Filter the records for "date" and keep each line that has it.

(Information provided Opens)

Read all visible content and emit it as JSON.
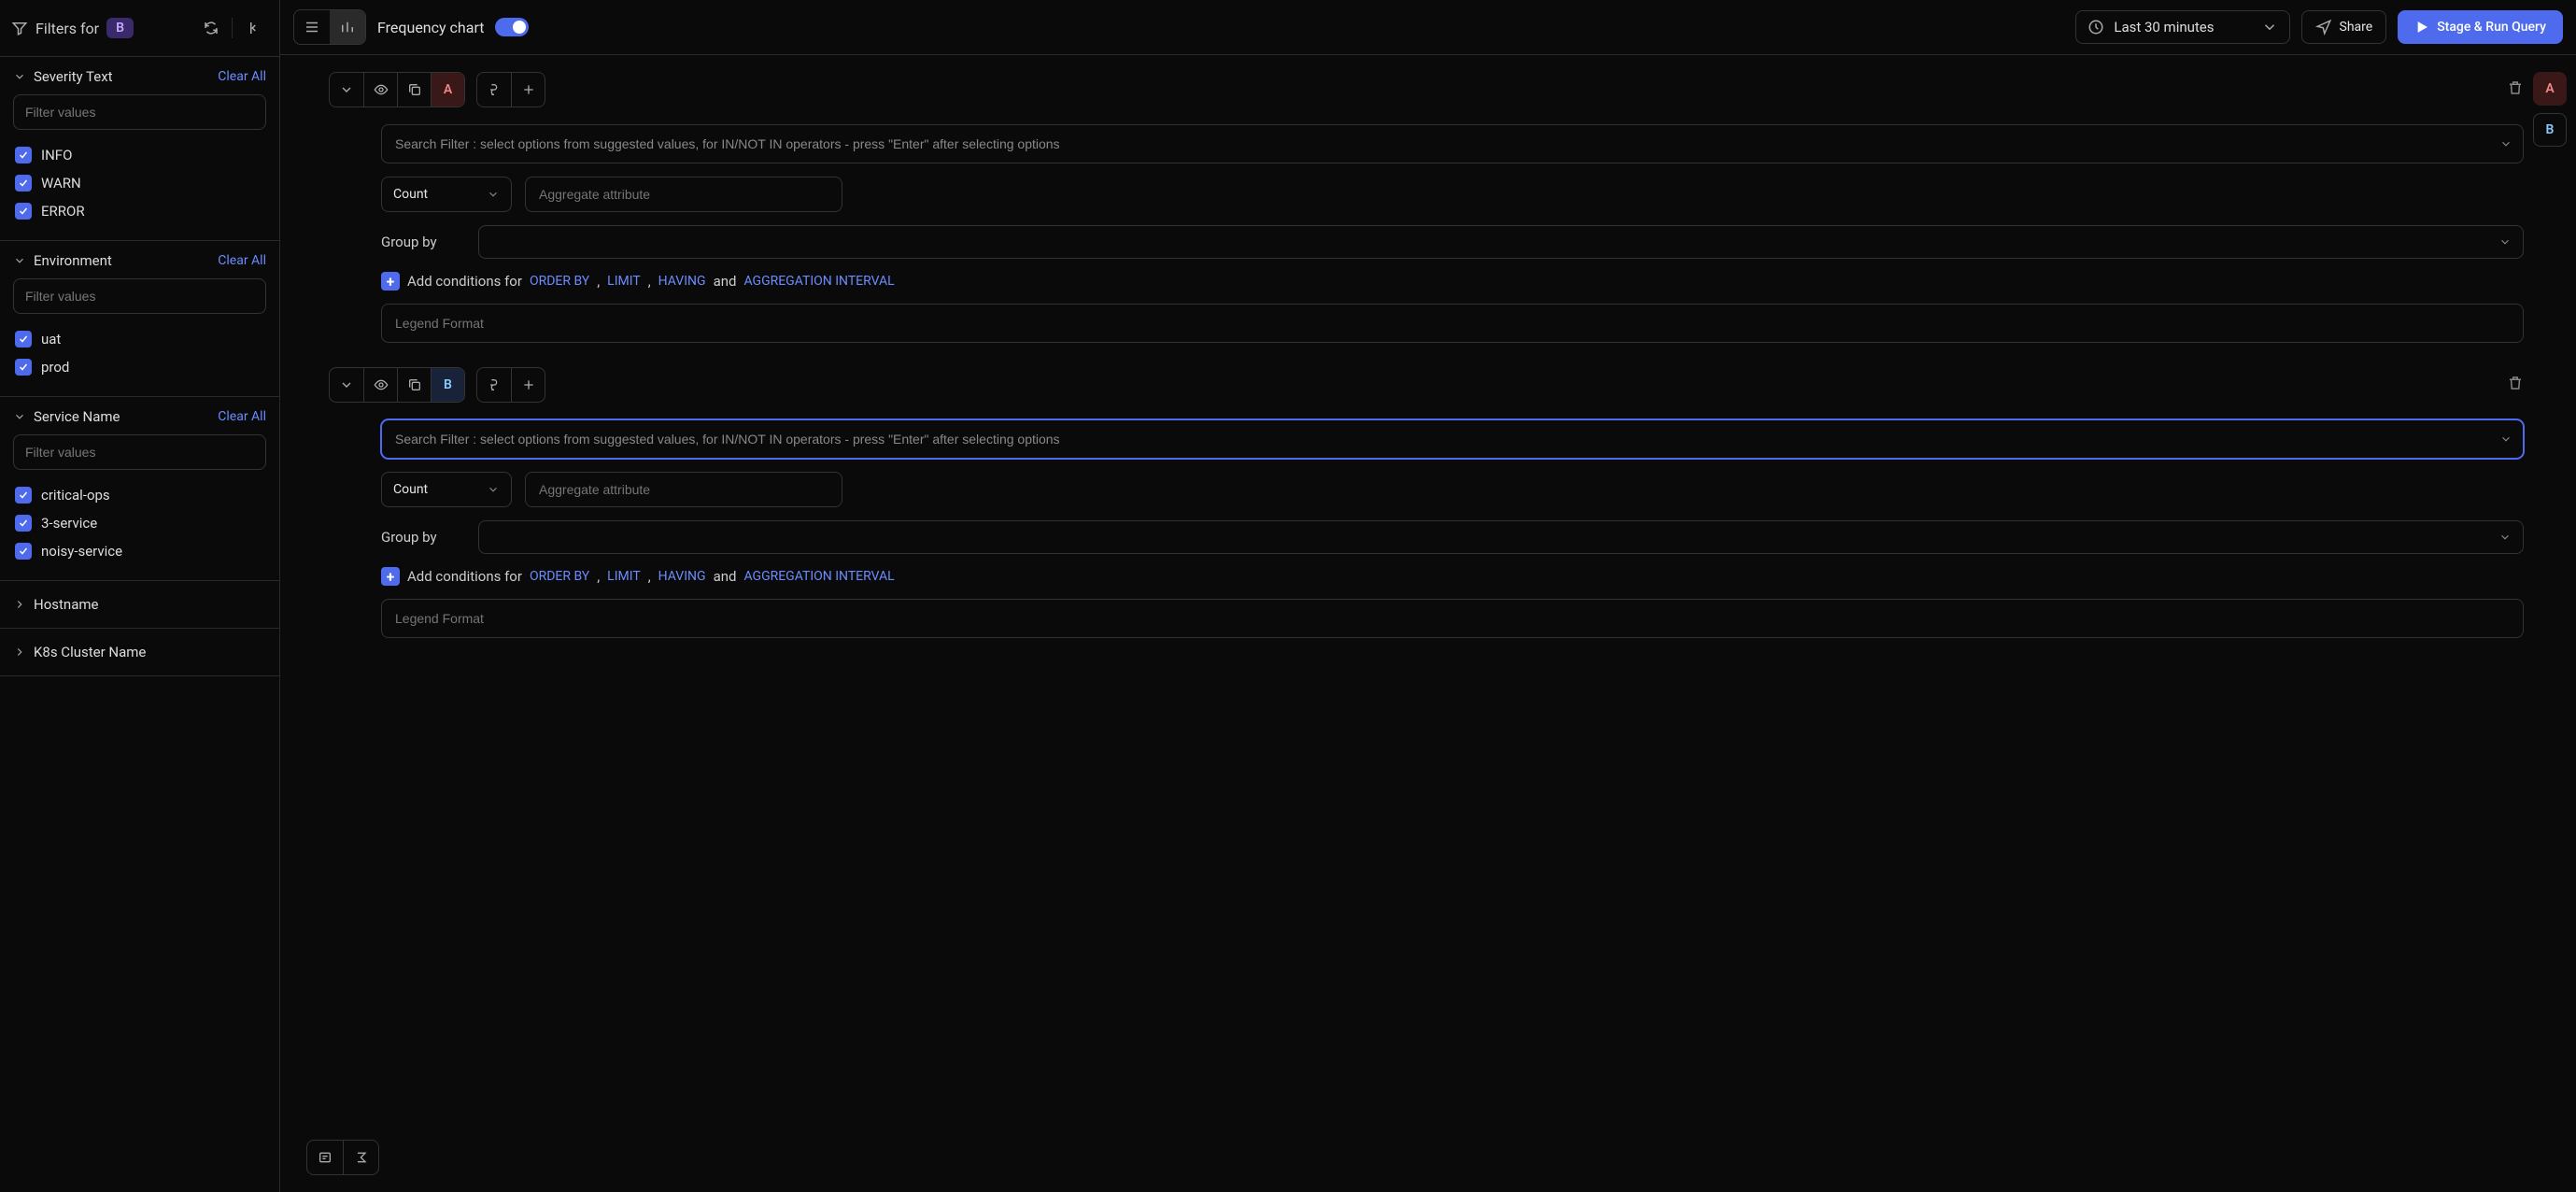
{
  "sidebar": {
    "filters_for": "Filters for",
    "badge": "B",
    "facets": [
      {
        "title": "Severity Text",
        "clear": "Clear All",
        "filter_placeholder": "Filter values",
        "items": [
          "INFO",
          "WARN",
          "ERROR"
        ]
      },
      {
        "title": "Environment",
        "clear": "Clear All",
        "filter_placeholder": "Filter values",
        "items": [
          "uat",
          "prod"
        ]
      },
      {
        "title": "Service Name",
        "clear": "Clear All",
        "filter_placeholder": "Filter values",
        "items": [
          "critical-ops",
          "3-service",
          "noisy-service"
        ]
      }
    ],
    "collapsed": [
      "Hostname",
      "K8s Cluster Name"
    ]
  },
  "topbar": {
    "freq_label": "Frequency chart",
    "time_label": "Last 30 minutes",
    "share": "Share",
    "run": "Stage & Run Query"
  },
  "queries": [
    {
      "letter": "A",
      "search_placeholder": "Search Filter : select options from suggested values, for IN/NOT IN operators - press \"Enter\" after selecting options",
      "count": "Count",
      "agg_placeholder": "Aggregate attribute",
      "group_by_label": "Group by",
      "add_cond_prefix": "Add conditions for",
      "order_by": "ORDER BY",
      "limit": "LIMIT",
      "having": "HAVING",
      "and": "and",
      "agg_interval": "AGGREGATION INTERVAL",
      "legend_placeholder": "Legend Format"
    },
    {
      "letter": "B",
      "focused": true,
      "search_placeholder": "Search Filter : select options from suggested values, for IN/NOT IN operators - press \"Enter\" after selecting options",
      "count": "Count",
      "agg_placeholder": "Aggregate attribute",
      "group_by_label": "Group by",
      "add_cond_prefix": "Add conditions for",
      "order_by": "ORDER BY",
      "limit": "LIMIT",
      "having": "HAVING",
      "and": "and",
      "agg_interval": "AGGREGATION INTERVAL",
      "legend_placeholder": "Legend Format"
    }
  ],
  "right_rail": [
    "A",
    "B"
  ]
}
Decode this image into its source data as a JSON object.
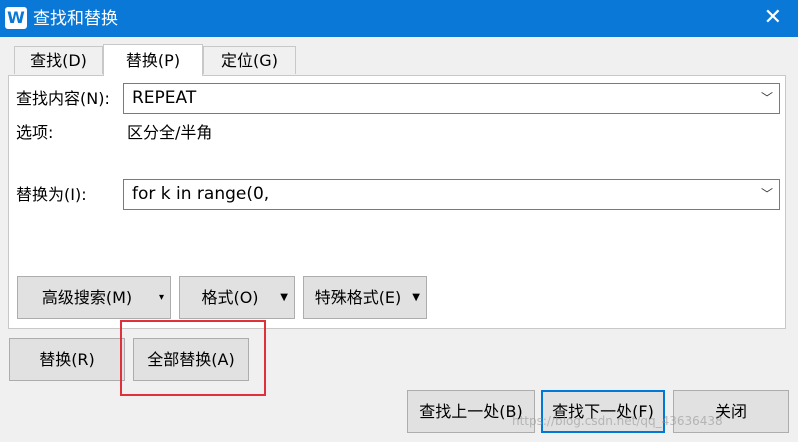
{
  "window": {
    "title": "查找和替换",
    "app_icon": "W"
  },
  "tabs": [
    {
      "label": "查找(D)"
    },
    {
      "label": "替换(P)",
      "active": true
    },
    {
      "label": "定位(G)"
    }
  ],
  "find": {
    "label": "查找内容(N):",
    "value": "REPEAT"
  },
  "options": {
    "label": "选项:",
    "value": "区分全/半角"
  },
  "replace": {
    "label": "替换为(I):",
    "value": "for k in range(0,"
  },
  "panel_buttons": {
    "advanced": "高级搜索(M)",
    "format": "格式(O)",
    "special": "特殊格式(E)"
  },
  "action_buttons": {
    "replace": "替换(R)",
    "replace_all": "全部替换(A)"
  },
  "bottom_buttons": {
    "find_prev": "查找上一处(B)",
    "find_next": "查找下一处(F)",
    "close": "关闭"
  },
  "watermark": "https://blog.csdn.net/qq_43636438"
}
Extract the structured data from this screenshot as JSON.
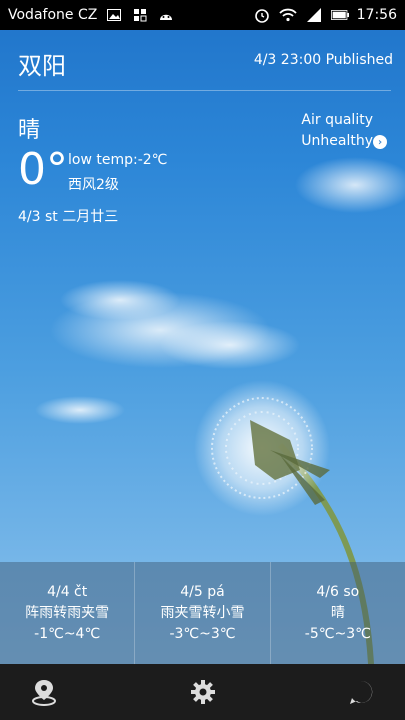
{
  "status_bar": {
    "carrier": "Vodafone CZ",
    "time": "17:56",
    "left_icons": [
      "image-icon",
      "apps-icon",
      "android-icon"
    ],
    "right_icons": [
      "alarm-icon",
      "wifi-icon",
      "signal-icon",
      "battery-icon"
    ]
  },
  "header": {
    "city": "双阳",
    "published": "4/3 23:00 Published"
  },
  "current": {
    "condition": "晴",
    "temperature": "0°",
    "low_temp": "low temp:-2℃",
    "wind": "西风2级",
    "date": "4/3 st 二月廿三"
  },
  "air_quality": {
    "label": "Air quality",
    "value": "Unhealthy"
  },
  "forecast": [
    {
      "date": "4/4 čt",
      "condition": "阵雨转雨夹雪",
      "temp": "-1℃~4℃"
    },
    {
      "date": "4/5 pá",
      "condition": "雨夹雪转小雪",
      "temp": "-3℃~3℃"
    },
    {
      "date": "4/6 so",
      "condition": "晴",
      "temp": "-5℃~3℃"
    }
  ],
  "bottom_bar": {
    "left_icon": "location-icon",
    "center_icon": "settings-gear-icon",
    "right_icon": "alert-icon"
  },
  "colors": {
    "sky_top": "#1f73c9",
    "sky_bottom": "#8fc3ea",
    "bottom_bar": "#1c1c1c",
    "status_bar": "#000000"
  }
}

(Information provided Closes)

Response to this task –
    "date": "4/3 st 二月廿三"
      "date": "4/4 čt",
      "date": "4/5 pá",
      "date": "4/6 so",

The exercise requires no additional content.